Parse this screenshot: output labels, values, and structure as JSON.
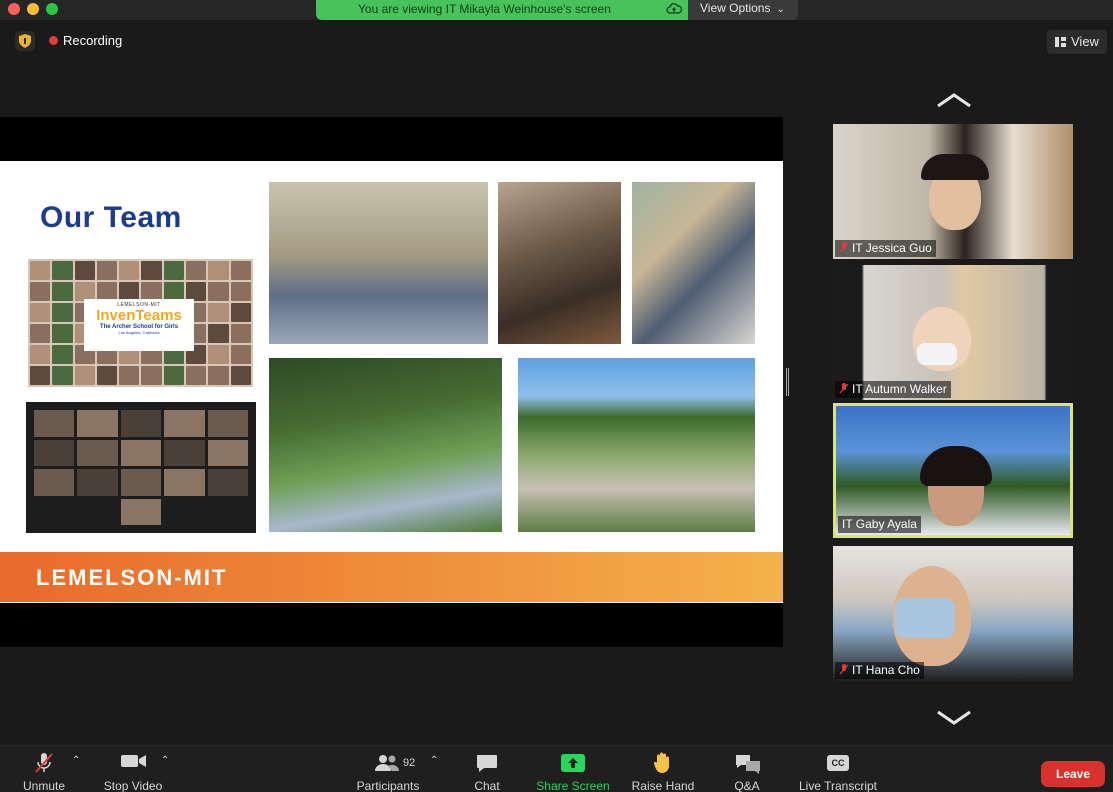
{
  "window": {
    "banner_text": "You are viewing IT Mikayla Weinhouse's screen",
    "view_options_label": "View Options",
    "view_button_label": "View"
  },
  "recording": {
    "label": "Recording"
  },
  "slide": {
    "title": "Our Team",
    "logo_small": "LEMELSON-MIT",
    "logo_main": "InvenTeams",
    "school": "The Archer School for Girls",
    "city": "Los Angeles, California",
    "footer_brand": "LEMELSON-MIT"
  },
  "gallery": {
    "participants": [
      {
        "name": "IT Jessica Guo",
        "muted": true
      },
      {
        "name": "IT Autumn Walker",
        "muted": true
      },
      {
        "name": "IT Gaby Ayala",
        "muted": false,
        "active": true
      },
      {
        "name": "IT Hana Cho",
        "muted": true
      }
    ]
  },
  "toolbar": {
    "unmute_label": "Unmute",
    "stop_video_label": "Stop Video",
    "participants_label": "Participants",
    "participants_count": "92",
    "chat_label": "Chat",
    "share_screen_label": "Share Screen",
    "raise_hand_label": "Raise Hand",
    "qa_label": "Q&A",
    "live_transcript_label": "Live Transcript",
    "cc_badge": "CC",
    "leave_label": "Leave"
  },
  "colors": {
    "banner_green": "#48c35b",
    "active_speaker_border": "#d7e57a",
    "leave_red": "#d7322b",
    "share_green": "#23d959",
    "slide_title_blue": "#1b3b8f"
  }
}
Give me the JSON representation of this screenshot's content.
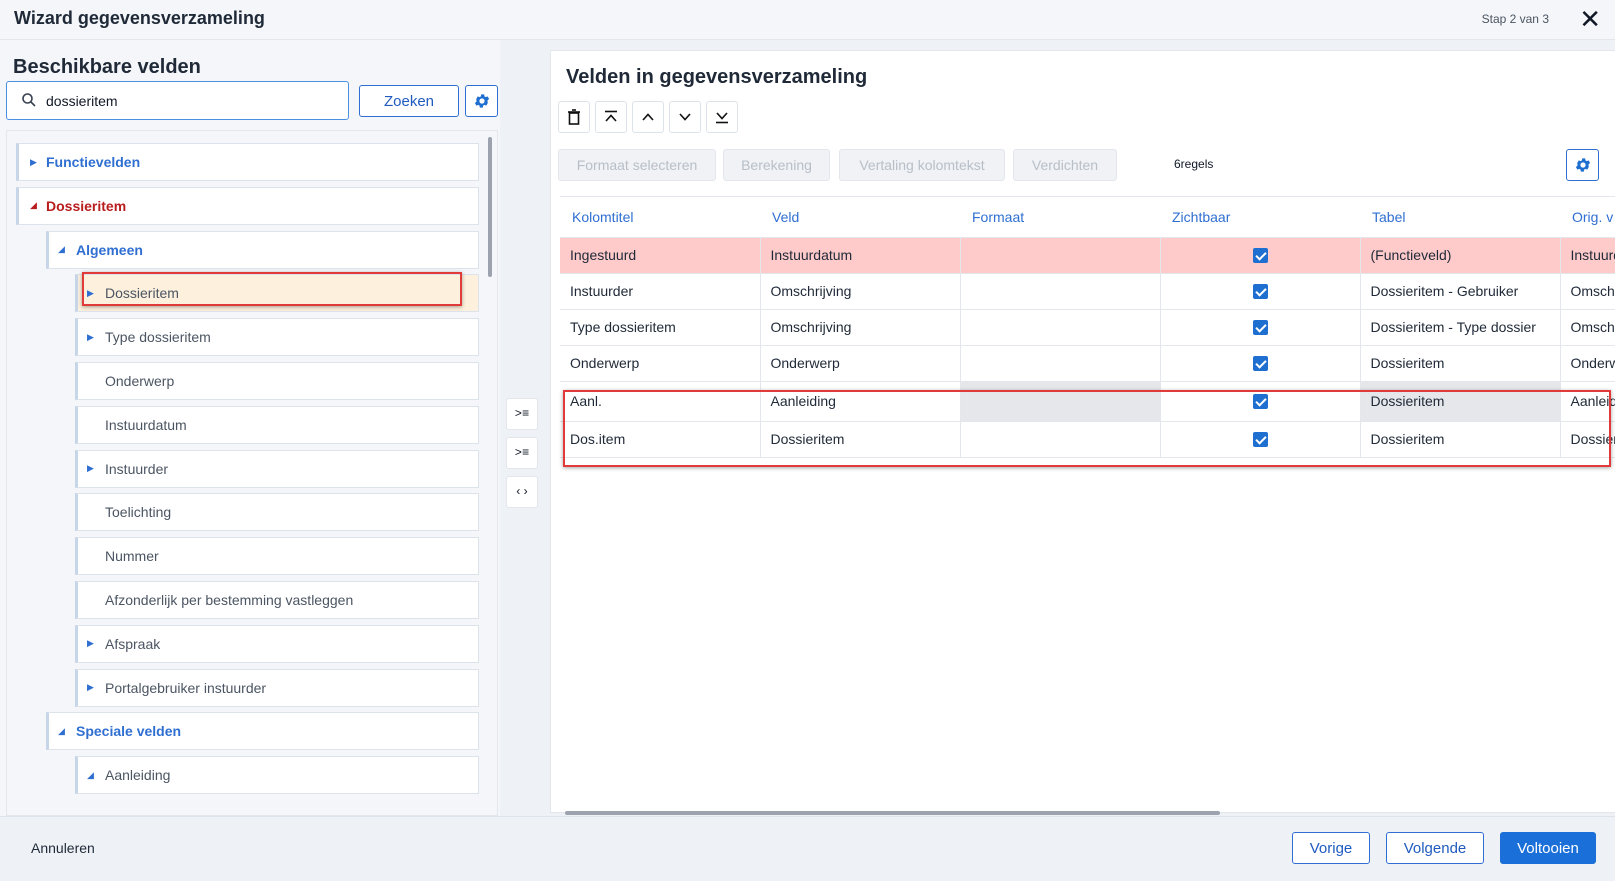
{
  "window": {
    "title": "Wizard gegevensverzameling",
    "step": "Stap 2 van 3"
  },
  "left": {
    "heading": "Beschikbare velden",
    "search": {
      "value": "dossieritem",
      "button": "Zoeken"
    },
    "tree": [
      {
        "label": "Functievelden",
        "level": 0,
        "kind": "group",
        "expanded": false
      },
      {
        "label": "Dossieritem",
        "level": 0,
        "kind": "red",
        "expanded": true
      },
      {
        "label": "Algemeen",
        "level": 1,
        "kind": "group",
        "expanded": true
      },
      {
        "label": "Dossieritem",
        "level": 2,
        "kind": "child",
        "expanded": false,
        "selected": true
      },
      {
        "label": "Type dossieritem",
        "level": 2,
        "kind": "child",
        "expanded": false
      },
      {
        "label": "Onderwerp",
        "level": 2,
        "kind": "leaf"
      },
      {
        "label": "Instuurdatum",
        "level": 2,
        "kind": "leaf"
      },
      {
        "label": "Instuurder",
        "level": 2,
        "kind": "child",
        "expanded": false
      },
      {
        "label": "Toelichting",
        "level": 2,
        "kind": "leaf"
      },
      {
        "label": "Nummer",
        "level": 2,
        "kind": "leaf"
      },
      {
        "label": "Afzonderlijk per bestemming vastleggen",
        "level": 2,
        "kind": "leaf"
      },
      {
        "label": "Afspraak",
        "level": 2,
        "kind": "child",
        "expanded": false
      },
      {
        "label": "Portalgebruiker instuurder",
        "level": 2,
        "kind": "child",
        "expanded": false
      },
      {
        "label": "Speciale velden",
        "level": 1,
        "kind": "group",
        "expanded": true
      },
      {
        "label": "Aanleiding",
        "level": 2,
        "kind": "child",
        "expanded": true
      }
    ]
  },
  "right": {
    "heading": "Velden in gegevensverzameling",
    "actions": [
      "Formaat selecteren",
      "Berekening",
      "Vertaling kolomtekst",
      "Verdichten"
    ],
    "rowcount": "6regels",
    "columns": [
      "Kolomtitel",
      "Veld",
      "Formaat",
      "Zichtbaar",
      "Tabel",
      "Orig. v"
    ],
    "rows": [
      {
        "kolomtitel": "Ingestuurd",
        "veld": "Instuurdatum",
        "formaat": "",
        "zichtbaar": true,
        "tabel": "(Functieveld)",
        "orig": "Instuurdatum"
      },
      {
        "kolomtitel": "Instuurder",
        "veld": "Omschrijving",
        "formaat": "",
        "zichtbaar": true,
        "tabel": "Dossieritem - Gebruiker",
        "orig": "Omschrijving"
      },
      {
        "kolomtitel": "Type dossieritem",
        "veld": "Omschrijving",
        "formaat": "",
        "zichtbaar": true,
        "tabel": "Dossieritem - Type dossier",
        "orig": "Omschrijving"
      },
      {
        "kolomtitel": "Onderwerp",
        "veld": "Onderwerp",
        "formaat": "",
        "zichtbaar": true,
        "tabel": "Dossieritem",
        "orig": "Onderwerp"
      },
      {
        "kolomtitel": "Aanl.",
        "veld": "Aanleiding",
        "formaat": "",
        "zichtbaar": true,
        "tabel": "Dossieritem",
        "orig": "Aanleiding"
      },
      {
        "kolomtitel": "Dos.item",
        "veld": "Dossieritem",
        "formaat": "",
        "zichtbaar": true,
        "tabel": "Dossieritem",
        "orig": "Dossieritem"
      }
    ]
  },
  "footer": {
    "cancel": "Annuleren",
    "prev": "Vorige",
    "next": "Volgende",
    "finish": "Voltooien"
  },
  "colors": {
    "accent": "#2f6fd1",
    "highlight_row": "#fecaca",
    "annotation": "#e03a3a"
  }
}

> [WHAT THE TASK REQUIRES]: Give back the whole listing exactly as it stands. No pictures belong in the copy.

> [WRITTEN ANSWER]:
Parse this screenshot: output labels, values, and structure as JSON.
{
  "window": {
    "banner_text": "You are viewing IT Mikayla Weinhouse's screen",
    "view_options_label": "View Options",
    "view_button_label": "View"
  },
  "recording": {
    "label": "Recording"
  },
  "slide": {
    "title": "Our Team",
    "logo_small": "LEMELSON-MIT",
    "logo_main": "InvenTeams",
    "school": "The Archer School for Girls",
    "city": "Los Angeles, California",
    "footer_brand": "LEMELSON-MIT"
  },
  "gallery": {
    "participants": [
      {
        "name": "IT Jessica Guo",
        "muted": true
      },
      {
        "name": "IT Autumn Walker",
        "muted": true
      },
      {
        "name": "IT Gaby Ayala",
        "muted": false,
        "active": true
      },
      {
        "name": "IT Hana Cho",
        "muted": true
      }
    ]
  },
  "toolbar": {
    "unmute_label": "Unmute",
    "stop_video_label": "Stop Video",
    "participants_label": "Participants",
    "participants_count": "92",
    "chat_label": "Chat",
    "share_screen_label": "Share Screen",
    "raise_hand_label": "Raise Hand",
    "qa_label": "Q&A",
    "live_transcript_label": "Live Transcript",
    "cc_badge": "CC",
    "leave_label": "Leave"
  },
  "colors": {
    "banner_green": "#48c35b",
    "active_speaker_border": "#d7e57a",
    "leave_red": "#d7322b",
    "share_green": "#23d959",
    "slide_title_blue": "#1b3b8f"
  }
}
Give me the JSON representation of this screenshot's content.
{
  "window": {
    "title": "Wizard gegevensverzameling",
    "step": "Stap 2 van 3"
  },
  "left": {
    "heading": "Beschikbare velden",
    "search": {
      "value": "dossieritem",
      "button": "Zoeken"
    },
    "tree": [
      {
        "label": "Functievelden",
        "level": 0,
        "kind": "group",
        "expanded": false
      },
      {
        "label": "Dossieritem",
        "level": 0,
        "kind": "red",
        "expanded": true
      },
      {
        "label": "Algemeen",
        "level": 1,
        "kind": "group",
        "expanded": true
      },
      {
        "label": "Dossieritem",
        "level": 2,
        "kind": "child",
        "expanded": false,
        "selected": true
      },
      {
        "label": "Type dossieritem",
        "level": 2,
        "kind": "child",
        "expanded": false
      },
      {
        "label": "Onderwerp",
        "level": 2,
        "kind": "leaf"
      },
      {
        "label": "Instuurdatum",
        "level": 2,
        "kind": "leaf"
      },
      {
        "label": "Instuurder",
        "level": 2,
        "kind": "child",
        "expanded": false
      },
      {
        "label": "Toelichting",
        "level": 2,
        "kind": "leaf"
      },
      {
        "label": "Nummer",
        "level": 2,
        "kind": "leaf"
      },
      {
        "label": "Afzonderlijk per bestemming vastleggen",
        "level": 2,
        "kind": "leaf"
      },
      {
        "label": "Afspraak",
        "level": 2,
        "kind": "child",
        "expanded": false
      },
      {
        "label": "Portalgebruiker instuurder",
        "level": 2,
        "kind": "child",
        "expanded": false
      },
      {
        "label": "Speciale velden",
        "level": 1,
        "kind": "group",
        "expanded": true
      },
      {
        "label": "Aanleiding",
        "level": 2,
        "kind": "child",
        "expanded": true
      }
    ]
  },
  "right": {
    "heading": "Velden in gegevensverzameling",
    "actions": [
      "Formaat selecteren",
      "Berekening",
      "Vertaling kolomtekst",
      "Verdichten"
    ],
    "rowcount": "6regels",
    "columns": [
      "Kolomtitel",
      "Veld",
      "Formaat",
      "Zichtbaar",
      "Tabel",
      "Orig. v"
    ],
    "rows": [
      {
        "kolomtitel": "Ingestuurd",
        "veld": "Instuurdatum",
        "formaat": "",
        "zichtbaar": true,
        "tabel": "(Functieveld)",
        "orig": "Instuurdatum"
      },
      {
        "kolomtitel": "Instuurder",
        "veld": "Omschrijving",
        "formaat": "",
        "zichtbaar": true,
        "tabel": "Dossieritem - Gebruiker",
        "orig": "Omschrijving"
      },
      {
        "kolomtitel": "Type dossieritem",
        "veld": "Omschrijving",
        "formaat": "",
        "zichtbaar": true,
        "tabel": "Dossieritem - Type dossier",
        "orig": "Omschrijving"
      },
      {
        "kolomtitel": "Onderwerp",
        "veld": "Onderwerp",
        "formaat": "",
        "zichtbaar": true,
        "tabel": "Dossieritem",
        "orig": "Onderwerp"
      },
      {
        "kolomtitel": "Aanl.",
        "veld": "Aanleiding",
        "formaat": "",
        "zichtbaar": true,
        "tabel": "Dossieritem",
        "orig": "Aanleiding"
      },
      {
        "kolomtitel": "Dos.item",
        "veld": "Dossieritem",
        "formaat": "",
        "zichtbaar": true,
        "tabel": "Dossieritem",
        "orig": "Dossieritem"
      }
    ]
  },
  "footer": {
    "cancel": "Annuleren",
    "prev": "Vorige",
    "next": "Volgende",
    "finish": "Voltooien"
  },
  "colors": {
    "accent": "#2f6fd1",
    "highlight_row": "#fecaca",
    "annotation": "#e03a3a"
  }
}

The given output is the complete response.